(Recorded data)
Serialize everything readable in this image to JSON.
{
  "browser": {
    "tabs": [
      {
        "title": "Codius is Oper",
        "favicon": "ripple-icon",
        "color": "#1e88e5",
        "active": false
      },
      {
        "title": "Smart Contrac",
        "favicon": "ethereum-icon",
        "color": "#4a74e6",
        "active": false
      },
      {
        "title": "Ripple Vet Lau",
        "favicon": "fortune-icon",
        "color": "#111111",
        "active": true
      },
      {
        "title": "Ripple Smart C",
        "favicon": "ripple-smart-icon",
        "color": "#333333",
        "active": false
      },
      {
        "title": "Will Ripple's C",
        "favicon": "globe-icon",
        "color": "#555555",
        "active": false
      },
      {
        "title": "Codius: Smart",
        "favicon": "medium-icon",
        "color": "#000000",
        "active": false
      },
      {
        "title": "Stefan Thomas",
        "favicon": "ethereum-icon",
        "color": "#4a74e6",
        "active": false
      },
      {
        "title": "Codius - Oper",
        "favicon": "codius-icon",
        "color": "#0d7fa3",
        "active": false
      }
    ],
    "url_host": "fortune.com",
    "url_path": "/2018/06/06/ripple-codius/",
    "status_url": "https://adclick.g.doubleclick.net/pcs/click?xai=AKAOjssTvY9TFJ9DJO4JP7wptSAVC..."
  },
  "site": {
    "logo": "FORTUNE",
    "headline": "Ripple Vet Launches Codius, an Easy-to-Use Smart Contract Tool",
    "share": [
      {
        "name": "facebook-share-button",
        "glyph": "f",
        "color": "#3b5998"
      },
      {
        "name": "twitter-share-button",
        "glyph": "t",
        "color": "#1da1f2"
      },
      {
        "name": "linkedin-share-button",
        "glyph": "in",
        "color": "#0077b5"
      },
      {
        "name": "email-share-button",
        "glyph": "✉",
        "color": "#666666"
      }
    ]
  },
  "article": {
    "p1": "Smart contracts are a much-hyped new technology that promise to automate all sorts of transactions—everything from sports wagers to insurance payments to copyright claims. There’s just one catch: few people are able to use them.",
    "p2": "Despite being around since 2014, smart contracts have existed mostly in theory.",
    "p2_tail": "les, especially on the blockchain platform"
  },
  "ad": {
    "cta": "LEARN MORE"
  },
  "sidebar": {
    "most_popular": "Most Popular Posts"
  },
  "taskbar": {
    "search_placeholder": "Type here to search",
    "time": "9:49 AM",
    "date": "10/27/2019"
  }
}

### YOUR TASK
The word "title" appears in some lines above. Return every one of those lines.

### RESPONSE AREA
        "title": "Codius is Oper",
        "title": "Smart Contrac",
        "title": "Ripple Vet Lau",
        "title": "Ripple Smart C",
        "title": "Will Ripple's C",
        "title": "Codius: Smart",
        "title": "Stefan Thomas",
        "title": "Codius - Oper",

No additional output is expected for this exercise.